The Bipartisan Policy Center (BPC) issued a report this month that outlined the potential for big data to create value in health care. The policy forum included leaders from CMS, the US Senate, and the technology industry.


What is Big Data in Health Care?

Big data is often defined as a very large set of structured and unstructured data that is fed by a variety of sources. According to the report, sources of big data in health care include: 

  • Clinical data derived from electronic records within physician offices, hospital imaging centers, laboratories, pharmacies, and other settings in which care and services are delivered;
  • Claims and cost data derived from those who pay for and manage care;
  • Biometric data derived from devices and other remote tools that monitor such things as weight, blood pressure, blood glucose levels, etc.;
  • Data input by individuals, including preferences, satisfaction levels, health status, and self-tracking information on food intake, exercise, sleep, etc.;
  • Genomic information, which is showing significant reductions in the time and cost associated with genomic sequencing;
  • Data on other determinants of health, such as those related to socioeconomic factors and the government and;
  • Social media data

By crunching all of this information, care providers will become much more precise in the prediction and diagnosis of disease at the individual level. Moreover, using predictive analytics to target high-risk patients is estimated to reduce US health care costs by $300-$400 billion.



The Inversion of the Data Pyramid in Health Care
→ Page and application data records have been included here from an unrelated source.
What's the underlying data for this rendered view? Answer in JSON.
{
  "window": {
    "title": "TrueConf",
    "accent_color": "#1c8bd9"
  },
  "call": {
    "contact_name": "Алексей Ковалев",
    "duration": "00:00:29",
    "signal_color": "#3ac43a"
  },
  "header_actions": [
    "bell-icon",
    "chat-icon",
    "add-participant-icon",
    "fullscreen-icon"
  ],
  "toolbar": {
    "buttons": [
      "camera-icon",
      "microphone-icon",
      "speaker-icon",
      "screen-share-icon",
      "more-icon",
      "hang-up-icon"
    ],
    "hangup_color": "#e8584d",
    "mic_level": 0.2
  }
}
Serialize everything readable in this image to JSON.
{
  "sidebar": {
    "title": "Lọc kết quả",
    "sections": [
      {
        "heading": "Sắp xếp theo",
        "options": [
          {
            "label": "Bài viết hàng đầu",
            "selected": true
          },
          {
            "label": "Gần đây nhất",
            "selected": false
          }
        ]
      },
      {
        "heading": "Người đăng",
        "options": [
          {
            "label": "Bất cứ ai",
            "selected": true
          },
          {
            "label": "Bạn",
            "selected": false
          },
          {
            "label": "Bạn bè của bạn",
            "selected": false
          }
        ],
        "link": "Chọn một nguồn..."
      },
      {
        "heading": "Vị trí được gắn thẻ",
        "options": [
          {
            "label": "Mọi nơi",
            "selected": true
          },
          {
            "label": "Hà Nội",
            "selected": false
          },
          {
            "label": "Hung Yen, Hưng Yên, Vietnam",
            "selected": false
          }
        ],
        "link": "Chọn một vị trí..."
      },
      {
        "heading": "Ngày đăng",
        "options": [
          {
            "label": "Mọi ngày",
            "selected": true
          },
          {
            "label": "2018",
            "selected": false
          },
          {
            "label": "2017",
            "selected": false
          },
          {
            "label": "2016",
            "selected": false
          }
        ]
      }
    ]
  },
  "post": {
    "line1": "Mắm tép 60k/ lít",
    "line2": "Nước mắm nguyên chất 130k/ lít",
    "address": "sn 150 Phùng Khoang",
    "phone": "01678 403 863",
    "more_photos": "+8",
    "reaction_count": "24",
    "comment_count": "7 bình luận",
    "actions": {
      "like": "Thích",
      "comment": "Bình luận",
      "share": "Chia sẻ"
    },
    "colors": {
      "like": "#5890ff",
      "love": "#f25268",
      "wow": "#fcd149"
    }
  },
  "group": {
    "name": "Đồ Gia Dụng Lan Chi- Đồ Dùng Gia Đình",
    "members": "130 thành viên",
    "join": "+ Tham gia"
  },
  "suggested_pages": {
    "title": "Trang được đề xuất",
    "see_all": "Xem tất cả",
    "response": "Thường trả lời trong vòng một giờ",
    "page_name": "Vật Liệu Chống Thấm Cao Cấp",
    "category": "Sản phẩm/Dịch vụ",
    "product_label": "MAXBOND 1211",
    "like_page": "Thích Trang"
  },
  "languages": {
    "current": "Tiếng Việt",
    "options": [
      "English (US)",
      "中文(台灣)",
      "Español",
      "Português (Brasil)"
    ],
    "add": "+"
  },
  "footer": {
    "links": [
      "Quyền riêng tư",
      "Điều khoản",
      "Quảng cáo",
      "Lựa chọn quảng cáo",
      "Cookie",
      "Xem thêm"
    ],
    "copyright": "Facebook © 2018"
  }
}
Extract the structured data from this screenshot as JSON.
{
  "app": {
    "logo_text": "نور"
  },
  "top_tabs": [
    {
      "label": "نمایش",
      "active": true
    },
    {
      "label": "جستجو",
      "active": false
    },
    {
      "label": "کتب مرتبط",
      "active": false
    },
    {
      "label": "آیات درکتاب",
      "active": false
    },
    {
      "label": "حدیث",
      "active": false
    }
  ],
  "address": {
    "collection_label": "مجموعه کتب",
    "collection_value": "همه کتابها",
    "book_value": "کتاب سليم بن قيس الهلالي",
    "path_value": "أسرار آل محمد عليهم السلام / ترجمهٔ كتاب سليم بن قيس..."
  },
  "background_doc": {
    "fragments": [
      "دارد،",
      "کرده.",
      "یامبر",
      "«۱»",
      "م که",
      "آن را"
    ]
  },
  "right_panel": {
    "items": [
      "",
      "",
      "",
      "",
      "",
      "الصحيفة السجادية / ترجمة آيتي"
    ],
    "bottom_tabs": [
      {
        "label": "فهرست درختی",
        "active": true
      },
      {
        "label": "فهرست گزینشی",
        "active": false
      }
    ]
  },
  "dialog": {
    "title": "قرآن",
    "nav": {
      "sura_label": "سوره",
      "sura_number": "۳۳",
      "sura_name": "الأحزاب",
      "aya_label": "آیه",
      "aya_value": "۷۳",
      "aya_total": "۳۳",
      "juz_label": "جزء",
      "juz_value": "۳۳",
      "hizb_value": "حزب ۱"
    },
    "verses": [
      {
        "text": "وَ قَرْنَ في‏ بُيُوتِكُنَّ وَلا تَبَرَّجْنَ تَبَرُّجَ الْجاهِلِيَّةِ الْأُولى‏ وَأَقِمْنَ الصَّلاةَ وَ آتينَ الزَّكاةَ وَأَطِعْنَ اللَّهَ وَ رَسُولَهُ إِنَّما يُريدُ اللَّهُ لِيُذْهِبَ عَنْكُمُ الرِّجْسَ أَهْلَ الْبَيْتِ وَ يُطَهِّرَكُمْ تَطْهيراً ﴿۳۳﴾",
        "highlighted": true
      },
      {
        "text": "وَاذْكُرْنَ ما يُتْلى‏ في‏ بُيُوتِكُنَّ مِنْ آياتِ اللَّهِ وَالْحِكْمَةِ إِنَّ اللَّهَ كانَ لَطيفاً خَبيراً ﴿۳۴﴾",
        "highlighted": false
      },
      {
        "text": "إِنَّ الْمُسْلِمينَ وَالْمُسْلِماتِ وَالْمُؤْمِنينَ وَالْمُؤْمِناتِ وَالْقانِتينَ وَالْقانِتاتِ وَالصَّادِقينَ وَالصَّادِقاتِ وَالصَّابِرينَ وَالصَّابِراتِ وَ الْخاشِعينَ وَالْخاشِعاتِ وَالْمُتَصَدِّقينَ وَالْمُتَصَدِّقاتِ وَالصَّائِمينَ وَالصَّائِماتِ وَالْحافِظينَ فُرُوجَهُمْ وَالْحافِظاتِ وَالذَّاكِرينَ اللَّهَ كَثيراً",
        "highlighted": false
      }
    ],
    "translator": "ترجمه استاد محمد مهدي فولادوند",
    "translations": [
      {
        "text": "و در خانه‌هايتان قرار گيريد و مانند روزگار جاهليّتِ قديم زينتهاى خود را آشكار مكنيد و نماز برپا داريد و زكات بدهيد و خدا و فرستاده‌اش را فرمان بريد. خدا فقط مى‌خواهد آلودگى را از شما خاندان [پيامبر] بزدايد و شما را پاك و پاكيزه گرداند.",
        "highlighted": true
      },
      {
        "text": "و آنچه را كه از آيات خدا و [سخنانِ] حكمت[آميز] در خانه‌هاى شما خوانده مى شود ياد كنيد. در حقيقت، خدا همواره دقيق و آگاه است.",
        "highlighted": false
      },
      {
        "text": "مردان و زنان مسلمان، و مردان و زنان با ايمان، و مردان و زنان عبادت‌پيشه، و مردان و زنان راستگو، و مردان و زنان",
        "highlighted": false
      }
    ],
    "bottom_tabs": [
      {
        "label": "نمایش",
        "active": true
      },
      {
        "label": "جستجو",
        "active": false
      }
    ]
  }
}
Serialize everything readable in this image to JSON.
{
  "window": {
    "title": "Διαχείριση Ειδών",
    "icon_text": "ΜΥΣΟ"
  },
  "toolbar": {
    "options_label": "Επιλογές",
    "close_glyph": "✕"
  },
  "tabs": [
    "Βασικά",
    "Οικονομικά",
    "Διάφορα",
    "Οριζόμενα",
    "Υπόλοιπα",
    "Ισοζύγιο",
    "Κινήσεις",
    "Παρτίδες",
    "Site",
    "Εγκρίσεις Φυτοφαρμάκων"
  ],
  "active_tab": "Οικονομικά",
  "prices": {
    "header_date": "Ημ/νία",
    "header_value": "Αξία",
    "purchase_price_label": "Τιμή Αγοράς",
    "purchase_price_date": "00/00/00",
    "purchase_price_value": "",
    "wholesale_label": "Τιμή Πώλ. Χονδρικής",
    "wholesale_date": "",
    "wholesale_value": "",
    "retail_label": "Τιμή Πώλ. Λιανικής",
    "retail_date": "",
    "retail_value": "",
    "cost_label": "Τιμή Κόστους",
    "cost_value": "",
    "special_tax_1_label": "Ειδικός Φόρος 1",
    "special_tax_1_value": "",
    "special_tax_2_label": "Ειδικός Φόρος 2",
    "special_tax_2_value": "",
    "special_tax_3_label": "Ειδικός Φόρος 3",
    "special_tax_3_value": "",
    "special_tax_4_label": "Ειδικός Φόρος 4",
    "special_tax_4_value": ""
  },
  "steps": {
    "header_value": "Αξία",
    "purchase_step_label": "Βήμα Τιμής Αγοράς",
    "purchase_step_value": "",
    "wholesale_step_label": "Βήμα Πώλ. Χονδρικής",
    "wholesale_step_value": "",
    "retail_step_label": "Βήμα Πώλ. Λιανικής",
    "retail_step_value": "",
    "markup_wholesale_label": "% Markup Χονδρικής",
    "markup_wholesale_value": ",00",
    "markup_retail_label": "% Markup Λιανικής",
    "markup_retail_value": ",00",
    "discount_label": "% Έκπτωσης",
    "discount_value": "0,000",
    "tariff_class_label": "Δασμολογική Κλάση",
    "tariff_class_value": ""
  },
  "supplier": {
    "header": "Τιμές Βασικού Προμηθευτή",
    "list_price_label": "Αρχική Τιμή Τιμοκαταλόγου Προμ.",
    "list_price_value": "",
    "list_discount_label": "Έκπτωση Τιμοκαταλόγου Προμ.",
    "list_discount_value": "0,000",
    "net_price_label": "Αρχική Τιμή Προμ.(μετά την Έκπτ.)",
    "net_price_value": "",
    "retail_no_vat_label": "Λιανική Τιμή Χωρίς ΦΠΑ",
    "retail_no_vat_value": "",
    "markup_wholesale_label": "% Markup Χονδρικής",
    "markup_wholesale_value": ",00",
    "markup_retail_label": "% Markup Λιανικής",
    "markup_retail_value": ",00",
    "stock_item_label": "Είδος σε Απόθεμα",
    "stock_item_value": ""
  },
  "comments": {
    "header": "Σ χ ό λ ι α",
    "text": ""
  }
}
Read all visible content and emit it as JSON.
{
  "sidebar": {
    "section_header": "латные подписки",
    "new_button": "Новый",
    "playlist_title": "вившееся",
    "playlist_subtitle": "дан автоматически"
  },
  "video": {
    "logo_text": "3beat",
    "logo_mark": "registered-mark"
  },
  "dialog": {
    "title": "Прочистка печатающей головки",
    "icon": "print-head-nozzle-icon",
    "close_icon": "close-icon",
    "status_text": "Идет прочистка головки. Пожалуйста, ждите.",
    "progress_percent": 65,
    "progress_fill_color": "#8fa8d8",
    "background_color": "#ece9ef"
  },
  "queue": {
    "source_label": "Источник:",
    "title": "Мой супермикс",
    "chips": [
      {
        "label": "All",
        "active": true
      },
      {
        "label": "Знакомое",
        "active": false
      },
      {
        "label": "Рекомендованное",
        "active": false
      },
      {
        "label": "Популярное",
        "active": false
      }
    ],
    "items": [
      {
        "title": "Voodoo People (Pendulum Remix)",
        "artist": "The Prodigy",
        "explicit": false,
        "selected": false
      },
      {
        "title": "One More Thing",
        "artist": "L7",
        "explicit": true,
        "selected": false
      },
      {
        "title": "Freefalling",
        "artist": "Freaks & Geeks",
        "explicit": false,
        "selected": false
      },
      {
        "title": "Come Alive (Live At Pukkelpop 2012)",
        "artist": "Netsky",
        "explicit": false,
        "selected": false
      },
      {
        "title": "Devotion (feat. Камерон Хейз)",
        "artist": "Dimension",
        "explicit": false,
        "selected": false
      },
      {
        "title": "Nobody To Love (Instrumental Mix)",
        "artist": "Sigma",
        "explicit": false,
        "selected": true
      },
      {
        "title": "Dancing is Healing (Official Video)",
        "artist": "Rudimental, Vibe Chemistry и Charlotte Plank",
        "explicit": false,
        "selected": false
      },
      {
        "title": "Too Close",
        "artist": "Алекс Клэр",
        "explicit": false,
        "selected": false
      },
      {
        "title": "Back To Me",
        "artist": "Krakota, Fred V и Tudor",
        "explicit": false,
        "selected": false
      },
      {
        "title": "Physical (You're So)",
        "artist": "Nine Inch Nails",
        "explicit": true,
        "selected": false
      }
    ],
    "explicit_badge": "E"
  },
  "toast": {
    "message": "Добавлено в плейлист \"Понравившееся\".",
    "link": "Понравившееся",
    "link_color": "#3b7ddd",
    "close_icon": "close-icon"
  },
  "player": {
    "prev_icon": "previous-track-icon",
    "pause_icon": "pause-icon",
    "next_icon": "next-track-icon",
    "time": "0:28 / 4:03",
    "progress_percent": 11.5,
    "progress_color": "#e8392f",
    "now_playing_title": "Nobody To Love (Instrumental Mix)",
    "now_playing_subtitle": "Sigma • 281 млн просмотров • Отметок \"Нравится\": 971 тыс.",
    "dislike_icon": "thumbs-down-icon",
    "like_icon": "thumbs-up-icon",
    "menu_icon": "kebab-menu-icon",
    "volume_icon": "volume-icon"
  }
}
When referring to healthcare data today, most think of information derived from EHR and claims sources. Data from genomics, wearable devices, and social media are often thought of as clinically irrelevant. According to the BPC thought leaders, this will change. Here's the money quote:

"Only 10 to 15% of health is determined by medical care delivery. The remaining 85 to 90% of health is determined by other factors, which include healthy behaviors, genetics, and the socioeconomic and physical environment."

This stands to reason. Patients spend only a handful of hours with their physicians per year. Health happens between these formal encounters. Big data will ultimately make this "between encounter" information clinically relevant. 

HIPAA: road block or speed bump?

The promise of big data insights hinges on an ability to freely share data. Some healthcare organizations cite HIPAA concerns as a reason to keep data locked inside their walls. The report suggests that hypervigilance about HIPAA is used by some as a convenience excuse for non-action. The authors indicate that HIPAA is "misunderstood, misapplied, and over-applied." According to Esther Dyson, chairwoman of the Health Initiative Coordinating Council:

"The problem with HIPAA is [that] it was applied much too broadly, and to be candid, it was often used as an excuse not to move data around."


Bottom Line

HIPAA should focuse on protecting patient privacy when health information is shared, not on blocking all access to it. Leaderships such as this is needed to avoid HIPAA becoming another TSA -- a program whose scope grows with little regard for the cost it imposes.